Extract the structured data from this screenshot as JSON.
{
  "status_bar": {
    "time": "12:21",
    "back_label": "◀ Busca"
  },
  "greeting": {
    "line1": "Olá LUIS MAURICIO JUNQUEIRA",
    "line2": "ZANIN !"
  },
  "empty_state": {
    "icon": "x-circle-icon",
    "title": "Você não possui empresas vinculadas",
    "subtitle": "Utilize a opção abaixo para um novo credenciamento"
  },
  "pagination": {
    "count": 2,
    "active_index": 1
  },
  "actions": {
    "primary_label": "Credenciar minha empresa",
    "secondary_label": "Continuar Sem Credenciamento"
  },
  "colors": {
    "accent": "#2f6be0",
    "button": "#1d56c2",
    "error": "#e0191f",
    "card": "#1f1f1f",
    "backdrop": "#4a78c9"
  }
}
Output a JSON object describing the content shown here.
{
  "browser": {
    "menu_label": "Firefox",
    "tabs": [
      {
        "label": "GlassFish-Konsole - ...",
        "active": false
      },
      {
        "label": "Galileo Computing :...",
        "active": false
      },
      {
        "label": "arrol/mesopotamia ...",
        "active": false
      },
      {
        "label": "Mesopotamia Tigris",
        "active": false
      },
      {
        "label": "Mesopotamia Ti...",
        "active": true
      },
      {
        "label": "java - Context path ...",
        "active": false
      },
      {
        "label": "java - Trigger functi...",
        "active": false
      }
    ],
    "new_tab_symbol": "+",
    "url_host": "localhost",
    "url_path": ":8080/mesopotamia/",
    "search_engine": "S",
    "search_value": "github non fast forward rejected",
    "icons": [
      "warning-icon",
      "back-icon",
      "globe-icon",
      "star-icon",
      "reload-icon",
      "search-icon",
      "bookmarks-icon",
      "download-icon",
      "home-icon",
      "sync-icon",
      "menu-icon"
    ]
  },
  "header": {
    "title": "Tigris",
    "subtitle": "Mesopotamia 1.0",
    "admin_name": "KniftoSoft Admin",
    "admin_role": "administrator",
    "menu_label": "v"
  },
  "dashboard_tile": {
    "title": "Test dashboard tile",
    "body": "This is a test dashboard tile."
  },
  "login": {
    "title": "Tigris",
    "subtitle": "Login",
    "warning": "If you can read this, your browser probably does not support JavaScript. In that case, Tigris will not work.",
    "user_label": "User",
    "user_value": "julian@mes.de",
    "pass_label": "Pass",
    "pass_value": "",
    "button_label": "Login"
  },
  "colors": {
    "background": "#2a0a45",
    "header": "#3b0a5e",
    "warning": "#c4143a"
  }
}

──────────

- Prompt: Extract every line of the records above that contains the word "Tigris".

- Result for this task:
        "label": "Mesopotamia Tigris",
    "title": "Tigris",
    "title": "Tigris",
    "warning": "If you can read this, your browser probably does not support JavaScript. In that case, Tigris will not work.",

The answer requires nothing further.